The UK Bill of Rights Commission is right to deliberately ignore the wishes of Prime Minister David Cameron, if it is to have any integrity and he is against the ECHR, ECtHR and human rights generally.

I don't believe that it is realistic to make human rights consistent with parliamentary sovereignty. The two concepts are at odds with each other.

The UK surrendered parliamentary sovereignty to whatever extent when we signed up to the Council of Europe. We agreed to abide by the Convention and Court decisions. Therefore human rights, democracy and rule of law trump parliamentary sovereignty. European law does not recognise parliamentary sovereignty, rather it recognises a different concept sovereignty of the people.

It would appear that Dr Michael Pinto-Duschinsky has misunderstood the remit of the UK Bill of Rights Commission. Particularly "incorporating and building on the European Convention on Human Rights". Labour did not incorporate Articles 1 and 13 of the ECHR when it supposedly brought rights home:

Article 1 – Obligation to respect human rights

The High Contracting Parties shall secure to everyone within their jurisdiction the rights and freedoms defined in Section I of this Convention.

Article 13 – Right to an effective remedy

Everyone whose rights and freedoms as set forth in this Convention are violated shall have an effective remedy before a national authority notwithstanding that the violation has been committed by persons acting in an official capacity.

Decisions are made by Parliament but if they impinge upon the ECHR then the ECtHR has jurisdiction to decide if they breach human rights.

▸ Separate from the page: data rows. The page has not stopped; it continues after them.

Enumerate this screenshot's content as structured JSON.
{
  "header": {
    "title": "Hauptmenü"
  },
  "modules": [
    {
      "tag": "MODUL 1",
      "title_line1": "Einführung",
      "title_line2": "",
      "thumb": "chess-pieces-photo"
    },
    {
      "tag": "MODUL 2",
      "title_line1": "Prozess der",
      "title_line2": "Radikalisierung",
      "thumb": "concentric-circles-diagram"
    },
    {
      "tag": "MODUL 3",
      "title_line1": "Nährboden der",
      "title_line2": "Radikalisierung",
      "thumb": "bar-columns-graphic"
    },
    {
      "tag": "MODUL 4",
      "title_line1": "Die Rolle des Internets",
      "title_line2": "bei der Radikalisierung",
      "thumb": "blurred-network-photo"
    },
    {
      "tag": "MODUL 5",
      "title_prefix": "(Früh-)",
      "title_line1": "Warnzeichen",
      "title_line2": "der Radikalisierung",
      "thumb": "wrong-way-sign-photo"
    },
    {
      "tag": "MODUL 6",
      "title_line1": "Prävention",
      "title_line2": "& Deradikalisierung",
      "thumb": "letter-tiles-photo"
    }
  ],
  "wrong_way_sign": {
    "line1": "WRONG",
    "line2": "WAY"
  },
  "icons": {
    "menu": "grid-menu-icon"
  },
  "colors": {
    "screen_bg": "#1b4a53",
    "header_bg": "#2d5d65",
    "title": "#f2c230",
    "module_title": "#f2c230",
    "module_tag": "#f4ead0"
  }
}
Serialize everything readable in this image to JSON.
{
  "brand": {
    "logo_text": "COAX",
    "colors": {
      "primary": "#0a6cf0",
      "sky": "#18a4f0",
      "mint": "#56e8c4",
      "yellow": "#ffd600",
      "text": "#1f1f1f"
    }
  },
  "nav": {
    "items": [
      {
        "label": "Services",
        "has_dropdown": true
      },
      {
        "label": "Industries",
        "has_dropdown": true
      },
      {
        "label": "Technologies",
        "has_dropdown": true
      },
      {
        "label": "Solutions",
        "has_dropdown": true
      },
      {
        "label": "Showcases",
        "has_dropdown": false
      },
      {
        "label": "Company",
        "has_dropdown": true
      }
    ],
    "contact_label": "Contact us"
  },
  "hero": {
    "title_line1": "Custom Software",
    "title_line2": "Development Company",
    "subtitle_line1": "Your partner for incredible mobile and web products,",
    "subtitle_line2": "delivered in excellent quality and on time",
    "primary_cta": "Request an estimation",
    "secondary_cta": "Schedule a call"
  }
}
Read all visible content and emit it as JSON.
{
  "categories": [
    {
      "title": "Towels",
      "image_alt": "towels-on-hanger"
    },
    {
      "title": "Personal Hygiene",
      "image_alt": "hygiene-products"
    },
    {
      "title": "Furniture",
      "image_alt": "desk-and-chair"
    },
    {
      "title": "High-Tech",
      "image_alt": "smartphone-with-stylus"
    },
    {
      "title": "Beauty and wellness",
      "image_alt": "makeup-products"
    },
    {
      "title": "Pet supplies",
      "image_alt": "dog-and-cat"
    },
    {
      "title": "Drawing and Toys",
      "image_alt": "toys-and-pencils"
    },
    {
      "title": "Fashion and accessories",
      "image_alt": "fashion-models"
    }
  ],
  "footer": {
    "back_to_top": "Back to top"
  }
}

Dr Michael Pinto-Duschinsky favours ignoring human rights in favour of parliamentary sovereignty, and seeks to justify this abuse by claiming that Parliament should have a democratic override. This is dangerous ground. For example, it is a human right to vote. If Parliament overrode this it would not be democratic.

When the ECtHR instructed the UK to give prisoners the right to vote, this sent a signal that the UK is a failing State in relation to human rights, democracy and rule of law.

I claim the scalps of two opposed to human rights, first Steve Hilton and now Dr Michael Pinto-Duschinsky. Anymore for anymore?


Tim said...

I wonder if they'll offer me a job on the commission? I could be their 'religious scientist.'

As well as being completely irrelevant to human rights, I thought that 'Parliamentary Sovereignty' is trumped by the principle of 'Supremacy of EU law' (through the Factortame litigation.)

But people who have fallen head over heels in love with ideas like 'democratic override' tend to only listen to the sound of their own voices.

Barnacle Bill said...

Going for three John?

jailhouselawyer said...

Tim: If I chaired the Commission I would deafinitley appoint you for your experience :-)

BB: They say it comes in threes...I wouldn't be surprised if a few more heads rolled Spring/Summer.

white rabbit said...

He seems a prize knob. I'd nominate him for Knob of the Week if I could be botheerd ...